> **EXERCISE INSTRUCTIONS**
Report back each line of the data that contains the word "this".

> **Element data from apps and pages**
▶

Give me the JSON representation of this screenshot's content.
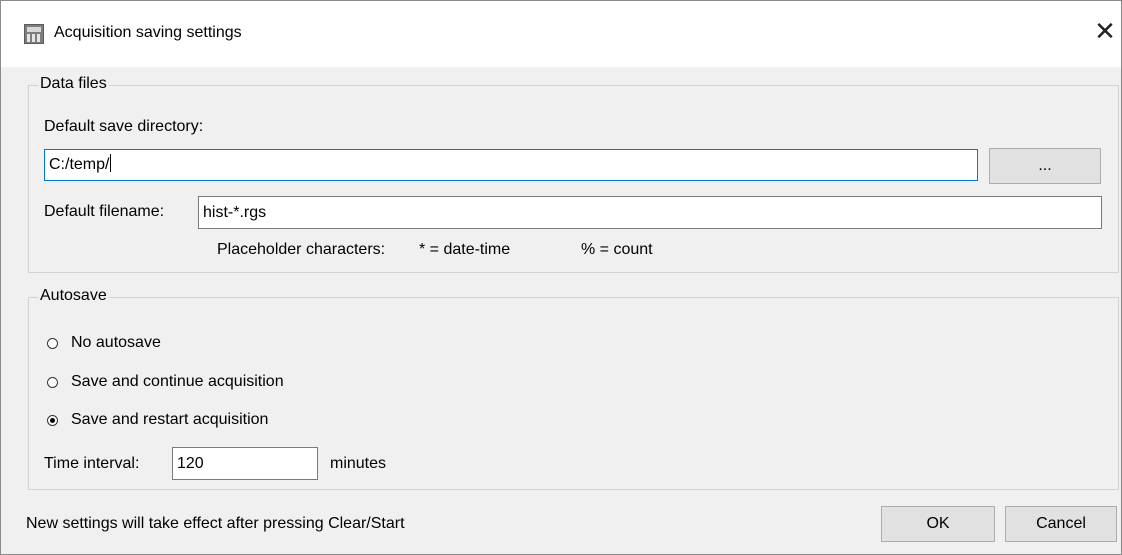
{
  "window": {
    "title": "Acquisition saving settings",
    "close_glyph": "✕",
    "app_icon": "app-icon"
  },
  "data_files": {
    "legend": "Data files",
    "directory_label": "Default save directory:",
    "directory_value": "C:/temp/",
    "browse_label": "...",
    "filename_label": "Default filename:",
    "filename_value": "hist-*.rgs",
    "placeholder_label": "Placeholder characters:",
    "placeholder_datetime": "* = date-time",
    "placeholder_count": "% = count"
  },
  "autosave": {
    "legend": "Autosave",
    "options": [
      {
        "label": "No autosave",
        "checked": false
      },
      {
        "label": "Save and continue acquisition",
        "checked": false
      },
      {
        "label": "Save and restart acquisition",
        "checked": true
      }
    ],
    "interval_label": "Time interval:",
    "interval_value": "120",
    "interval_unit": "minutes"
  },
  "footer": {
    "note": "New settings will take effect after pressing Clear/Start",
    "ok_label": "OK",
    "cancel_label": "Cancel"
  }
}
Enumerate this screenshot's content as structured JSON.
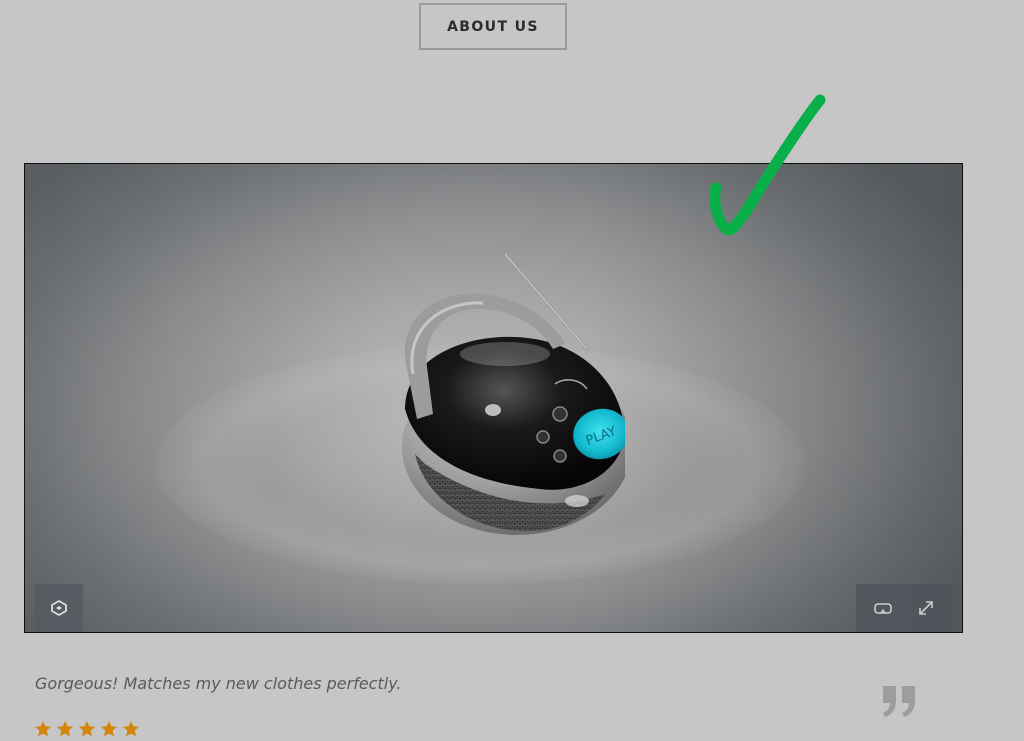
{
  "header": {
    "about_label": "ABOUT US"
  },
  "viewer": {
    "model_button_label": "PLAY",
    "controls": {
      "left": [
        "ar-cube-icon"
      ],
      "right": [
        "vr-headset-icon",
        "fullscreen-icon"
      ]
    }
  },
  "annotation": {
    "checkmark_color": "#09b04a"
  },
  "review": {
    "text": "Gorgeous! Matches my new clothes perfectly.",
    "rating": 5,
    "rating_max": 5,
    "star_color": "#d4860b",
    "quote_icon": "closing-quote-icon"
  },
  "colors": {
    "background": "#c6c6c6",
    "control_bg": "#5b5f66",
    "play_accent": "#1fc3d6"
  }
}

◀
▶

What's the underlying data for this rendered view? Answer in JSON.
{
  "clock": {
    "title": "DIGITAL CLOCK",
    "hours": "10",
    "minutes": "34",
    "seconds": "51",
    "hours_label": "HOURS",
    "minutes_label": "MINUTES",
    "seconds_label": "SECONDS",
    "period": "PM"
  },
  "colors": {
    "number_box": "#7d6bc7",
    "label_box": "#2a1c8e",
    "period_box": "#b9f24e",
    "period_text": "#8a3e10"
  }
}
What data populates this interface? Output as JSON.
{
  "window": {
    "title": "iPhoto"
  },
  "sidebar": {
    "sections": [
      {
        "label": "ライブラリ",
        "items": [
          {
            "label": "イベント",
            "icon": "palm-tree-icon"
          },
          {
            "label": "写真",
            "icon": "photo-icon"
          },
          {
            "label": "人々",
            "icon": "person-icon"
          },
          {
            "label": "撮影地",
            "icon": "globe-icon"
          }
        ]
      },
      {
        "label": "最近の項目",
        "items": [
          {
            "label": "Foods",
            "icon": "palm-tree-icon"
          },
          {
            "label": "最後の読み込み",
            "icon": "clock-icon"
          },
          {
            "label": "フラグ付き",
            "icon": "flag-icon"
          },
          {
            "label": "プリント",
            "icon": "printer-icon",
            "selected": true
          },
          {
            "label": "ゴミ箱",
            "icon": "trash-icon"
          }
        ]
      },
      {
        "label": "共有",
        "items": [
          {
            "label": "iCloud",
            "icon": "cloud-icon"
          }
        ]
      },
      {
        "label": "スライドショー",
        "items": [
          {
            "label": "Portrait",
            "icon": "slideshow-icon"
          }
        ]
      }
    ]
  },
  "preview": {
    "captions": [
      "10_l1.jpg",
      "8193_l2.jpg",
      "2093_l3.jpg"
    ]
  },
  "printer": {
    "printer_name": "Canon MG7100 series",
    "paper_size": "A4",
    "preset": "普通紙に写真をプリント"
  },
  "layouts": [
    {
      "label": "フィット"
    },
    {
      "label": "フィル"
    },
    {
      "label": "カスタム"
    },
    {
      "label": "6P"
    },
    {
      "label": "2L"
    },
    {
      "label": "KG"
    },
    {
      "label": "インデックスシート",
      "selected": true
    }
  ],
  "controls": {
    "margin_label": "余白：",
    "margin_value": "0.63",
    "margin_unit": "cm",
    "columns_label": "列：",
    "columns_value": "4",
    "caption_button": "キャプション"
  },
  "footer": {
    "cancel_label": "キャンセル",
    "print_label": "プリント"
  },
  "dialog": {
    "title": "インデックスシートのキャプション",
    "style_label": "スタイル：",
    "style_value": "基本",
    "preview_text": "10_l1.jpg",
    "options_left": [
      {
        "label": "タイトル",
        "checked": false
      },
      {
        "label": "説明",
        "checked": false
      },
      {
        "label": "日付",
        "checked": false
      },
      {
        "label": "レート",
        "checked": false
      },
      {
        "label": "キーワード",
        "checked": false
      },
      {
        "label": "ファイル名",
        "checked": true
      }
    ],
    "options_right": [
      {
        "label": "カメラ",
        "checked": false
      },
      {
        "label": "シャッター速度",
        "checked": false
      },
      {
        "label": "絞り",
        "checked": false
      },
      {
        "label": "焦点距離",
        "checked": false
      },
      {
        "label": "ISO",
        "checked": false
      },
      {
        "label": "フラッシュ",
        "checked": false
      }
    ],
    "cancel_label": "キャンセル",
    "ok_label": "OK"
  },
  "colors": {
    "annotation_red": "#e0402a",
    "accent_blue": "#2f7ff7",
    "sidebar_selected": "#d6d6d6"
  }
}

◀
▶

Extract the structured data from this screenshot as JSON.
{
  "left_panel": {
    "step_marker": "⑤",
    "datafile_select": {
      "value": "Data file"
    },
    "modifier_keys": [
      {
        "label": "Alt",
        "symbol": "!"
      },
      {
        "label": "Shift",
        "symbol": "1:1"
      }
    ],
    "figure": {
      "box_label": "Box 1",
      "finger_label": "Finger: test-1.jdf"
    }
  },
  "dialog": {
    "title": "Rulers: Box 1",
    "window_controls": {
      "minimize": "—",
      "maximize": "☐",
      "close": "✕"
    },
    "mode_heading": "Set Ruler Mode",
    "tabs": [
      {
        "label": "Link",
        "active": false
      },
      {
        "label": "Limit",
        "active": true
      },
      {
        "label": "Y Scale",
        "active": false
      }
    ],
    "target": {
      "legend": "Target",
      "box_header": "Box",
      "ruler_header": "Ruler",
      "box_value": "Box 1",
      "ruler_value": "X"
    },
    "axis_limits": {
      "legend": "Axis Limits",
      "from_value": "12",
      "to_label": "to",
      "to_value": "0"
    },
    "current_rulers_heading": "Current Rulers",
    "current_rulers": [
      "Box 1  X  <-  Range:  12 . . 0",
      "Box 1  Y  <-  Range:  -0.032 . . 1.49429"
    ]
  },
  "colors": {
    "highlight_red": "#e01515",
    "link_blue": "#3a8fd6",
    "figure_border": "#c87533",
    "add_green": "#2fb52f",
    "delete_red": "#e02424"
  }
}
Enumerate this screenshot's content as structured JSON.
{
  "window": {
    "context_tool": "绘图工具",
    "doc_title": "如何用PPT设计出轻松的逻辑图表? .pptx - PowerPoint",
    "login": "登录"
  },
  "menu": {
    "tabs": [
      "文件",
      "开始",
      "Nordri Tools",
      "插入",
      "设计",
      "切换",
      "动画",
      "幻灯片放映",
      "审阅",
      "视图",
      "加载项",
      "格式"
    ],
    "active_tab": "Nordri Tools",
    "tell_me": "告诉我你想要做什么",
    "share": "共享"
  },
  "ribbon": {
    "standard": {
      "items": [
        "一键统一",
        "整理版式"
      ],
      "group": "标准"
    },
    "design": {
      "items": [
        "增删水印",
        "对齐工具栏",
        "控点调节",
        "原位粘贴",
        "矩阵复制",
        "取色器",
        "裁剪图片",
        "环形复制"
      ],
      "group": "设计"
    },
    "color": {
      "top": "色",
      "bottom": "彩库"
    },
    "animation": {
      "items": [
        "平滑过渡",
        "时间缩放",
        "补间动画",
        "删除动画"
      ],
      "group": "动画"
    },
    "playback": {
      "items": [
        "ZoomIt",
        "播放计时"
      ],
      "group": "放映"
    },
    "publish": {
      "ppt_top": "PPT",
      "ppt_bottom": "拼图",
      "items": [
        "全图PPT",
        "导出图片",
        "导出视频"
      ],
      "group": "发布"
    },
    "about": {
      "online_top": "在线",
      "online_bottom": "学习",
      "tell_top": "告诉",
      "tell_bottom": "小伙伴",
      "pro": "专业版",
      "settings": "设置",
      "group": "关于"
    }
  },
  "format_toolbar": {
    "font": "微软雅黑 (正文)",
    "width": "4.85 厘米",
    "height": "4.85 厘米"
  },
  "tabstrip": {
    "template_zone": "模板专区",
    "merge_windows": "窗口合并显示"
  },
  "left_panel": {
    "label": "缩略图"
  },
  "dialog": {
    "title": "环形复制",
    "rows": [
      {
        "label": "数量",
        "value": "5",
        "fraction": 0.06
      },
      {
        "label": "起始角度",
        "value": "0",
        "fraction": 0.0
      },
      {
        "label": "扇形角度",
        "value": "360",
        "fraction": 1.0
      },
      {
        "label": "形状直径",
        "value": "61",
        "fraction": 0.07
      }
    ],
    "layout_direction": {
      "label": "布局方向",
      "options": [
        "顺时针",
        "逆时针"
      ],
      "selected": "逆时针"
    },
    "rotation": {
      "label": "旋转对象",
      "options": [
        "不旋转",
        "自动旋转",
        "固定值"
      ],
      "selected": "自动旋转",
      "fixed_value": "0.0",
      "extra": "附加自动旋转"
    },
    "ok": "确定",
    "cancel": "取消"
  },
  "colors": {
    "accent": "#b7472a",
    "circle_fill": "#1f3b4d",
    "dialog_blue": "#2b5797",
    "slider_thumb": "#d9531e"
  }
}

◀

> **TASK RESULT**
Give me the JSON representation of this screenshot's content.
Enumerate this screenshot's content as structured JSON.
What's the underlying data for this rendered view? Answer in JSON.
What data populates this interface? Output as JSON.
Extract the structured data from this screenshot as JSON.
Enumerate this screenshot's content as structured JSON.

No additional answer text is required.